*** RECORDED DATA ***

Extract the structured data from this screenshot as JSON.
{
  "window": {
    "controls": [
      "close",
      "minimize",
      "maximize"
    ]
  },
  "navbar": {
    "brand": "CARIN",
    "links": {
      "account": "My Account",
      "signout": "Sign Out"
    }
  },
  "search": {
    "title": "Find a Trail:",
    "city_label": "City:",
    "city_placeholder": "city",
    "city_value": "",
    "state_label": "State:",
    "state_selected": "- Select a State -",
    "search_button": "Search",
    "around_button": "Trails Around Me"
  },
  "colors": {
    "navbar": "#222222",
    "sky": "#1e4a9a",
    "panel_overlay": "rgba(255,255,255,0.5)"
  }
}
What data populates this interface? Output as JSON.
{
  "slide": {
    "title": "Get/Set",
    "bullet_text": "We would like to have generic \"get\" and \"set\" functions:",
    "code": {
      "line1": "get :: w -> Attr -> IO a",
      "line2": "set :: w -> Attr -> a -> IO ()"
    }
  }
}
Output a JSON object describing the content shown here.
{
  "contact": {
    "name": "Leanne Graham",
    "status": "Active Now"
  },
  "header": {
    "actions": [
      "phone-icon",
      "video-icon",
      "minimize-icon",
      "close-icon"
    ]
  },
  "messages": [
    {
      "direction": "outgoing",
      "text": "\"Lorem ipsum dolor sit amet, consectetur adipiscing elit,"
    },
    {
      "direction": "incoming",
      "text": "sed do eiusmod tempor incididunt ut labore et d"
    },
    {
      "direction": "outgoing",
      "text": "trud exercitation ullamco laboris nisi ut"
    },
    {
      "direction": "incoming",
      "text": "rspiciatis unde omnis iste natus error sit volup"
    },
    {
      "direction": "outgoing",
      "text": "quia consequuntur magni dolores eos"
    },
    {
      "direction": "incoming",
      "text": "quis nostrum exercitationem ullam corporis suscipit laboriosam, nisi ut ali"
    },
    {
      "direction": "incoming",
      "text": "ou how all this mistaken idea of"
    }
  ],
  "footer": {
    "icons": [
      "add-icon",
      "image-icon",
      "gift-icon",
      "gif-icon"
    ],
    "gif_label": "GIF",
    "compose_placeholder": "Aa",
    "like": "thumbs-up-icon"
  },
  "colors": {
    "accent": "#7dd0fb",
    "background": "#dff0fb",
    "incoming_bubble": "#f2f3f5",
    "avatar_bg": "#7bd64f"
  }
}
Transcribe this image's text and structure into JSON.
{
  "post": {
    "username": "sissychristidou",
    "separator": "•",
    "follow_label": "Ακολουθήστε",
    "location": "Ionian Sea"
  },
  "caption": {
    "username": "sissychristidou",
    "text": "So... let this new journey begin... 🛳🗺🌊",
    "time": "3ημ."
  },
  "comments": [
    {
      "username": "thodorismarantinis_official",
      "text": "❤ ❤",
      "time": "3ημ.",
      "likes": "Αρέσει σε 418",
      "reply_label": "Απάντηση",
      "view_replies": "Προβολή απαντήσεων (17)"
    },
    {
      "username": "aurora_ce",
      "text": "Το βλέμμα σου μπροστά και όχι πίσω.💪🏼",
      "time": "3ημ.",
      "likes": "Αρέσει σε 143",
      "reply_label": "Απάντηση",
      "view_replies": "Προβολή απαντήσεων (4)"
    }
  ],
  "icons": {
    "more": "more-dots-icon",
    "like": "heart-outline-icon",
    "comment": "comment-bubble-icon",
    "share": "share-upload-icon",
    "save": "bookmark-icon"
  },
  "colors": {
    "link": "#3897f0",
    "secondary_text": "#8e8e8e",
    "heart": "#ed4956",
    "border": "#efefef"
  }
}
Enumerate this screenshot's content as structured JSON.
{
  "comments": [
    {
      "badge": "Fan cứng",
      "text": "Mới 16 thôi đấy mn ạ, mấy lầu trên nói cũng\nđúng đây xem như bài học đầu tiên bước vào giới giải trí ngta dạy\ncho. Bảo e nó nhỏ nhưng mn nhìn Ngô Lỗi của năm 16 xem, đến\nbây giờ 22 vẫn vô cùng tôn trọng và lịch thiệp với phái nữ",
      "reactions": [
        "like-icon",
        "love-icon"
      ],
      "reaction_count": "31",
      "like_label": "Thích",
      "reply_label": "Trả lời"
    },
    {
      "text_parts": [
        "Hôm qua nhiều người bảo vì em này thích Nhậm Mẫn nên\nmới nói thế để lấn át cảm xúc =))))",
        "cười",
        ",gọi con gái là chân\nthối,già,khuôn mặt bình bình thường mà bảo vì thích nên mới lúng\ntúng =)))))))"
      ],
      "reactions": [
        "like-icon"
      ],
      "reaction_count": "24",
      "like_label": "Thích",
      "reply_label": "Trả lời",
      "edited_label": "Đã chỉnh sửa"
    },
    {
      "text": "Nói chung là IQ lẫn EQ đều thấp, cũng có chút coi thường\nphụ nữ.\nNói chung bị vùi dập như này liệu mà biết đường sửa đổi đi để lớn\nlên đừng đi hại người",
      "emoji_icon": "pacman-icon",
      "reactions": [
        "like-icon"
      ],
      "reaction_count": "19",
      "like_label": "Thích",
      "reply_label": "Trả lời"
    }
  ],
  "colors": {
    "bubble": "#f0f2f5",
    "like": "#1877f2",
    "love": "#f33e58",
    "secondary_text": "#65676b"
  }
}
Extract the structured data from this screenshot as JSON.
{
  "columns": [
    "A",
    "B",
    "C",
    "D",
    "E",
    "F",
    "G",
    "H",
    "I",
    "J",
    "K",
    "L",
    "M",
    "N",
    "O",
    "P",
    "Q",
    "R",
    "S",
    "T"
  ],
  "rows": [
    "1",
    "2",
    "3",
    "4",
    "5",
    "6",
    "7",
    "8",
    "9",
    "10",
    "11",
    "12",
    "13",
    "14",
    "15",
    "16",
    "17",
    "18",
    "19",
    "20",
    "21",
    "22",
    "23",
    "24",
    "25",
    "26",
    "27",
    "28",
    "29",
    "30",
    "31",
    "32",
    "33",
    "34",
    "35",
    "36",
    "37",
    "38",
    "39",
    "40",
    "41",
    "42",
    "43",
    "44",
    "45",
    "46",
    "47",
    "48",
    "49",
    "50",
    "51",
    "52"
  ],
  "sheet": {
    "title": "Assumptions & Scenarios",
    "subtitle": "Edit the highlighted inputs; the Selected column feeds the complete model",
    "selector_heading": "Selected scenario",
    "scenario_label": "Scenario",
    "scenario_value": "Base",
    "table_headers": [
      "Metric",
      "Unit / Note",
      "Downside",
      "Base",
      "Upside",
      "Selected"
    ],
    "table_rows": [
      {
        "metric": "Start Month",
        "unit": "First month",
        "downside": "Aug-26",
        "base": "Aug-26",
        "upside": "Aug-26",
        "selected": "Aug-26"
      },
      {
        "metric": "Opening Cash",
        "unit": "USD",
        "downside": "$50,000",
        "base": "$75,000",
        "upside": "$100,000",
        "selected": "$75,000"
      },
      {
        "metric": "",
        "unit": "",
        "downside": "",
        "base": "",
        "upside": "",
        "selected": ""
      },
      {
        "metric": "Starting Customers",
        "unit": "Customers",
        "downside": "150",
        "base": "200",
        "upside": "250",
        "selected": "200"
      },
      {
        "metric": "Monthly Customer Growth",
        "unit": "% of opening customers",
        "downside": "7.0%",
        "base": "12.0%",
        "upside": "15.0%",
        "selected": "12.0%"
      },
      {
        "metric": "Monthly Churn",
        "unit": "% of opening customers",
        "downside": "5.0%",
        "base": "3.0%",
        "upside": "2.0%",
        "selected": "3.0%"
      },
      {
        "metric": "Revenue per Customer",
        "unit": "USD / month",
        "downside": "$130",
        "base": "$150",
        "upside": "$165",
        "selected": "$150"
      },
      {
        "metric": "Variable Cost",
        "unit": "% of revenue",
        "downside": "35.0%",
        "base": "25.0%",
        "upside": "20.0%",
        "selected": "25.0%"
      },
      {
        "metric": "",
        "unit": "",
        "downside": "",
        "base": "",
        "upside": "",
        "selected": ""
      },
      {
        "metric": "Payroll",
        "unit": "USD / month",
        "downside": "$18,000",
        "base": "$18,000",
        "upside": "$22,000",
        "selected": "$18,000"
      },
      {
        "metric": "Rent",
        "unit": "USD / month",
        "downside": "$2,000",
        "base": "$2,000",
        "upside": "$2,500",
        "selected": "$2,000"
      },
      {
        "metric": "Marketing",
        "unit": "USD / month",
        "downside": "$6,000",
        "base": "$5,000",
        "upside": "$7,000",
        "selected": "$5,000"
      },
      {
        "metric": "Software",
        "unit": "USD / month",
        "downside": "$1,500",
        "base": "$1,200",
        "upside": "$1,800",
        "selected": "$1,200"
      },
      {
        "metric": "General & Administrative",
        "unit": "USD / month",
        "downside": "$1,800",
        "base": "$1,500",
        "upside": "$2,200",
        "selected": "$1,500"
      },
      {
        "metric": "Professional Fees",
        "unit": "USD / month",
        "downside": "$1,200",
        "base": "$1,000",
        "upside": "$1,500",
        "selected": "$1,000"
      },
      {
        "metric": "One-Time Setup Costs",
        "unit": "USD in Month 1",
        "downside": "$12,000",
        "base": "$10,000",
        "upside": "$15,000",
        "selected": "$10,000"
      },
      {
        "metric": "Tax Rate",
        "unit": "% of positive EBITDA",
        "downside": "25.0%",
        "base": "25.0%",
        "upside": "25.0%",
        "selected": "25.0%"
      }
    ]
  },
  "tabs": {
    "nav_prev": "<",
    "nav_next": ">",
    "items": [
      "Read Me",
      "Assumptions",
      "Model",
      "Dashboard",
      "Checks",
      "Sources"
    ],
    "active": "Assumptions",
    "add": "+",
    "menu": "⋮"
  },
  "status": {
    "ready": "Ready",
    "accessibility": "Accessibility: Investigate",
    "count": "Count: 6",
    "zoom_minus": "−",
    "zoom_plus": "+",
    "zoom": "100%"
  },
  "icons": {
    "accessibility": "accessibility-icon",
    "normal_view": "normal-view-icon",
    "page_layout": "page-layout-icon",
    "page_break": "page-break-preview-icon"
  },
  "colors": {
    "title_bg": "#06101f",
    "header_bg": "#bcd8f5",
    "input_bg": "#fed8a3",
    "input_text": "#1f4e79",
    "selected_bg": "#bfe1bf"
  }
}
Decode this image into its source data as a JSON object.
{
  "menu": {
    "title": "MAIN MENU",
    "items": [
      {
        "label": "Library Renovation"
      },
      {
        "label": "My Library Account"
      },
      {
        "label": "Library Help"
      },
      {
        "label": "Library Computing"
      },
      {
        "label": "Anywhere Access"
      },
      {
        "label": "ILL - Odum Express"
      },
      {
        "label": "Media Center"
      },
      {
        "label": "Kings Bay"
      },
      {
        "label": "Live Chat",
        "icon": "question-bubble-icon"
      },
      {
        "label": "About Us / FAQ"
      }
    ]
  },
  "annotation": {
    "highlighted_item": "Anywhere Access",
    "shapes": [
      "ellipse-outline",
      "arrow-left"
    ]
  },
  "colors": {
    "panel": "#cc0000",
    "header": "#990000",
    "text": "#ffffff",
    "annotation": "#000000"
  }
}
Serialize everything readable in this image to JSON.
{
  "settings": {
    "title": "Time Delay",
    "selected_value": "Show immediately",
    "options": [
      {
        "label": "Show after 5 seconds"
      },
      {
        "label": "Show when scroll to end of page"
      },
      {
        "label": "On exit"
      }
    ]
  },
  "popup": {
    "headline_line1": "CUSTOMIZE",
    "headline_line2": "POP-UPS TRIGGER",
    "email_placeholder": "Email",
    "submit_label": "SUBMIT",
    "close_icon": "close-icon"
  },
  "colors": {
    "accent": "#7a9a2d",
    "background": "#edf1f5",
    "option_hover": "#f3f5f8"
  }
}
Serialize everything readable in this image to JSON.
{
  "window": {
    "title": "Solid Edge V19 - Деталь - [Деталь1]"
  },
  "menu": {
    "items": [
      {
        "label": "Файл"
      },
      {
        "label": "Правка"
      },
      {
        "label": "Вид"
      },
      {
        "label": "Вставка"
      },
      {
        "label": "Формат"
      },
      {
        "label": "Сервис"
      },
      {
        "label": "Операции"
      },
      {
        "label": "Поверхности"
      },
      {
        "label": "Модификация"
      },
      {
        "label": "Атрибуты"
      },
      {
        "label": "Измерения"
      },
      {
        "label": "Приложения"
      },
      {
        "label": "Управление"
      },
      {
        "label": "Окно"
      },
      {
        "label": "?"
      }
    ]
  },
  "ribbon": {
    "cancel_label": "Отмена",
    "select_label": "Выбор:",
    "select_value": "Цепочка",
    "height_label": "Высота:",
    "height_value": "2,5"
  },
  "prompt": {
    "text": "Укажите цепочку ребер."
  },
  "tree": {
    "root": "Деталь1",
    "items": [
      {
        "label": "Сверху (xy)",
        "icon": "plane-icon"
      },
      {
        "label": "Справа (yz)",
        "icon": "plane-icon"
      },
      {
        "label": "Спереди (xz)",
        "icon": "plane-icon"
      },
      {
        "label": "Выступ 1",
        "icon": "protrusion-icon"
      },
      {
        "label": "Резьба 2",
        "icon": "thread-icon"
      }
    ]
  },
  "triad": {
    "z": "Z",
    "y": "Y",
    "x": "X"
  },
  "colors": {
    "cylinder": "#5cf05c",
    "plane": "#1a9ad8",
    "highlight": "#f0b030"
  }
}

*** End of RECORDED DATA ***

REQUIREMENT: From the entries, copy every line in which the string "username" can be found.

RESPONSE:
    "username": "sissychristidou",
    "username": "sissychristidou",
      "username": "thodorismarantinis_official",
      "username": "aurora_ce",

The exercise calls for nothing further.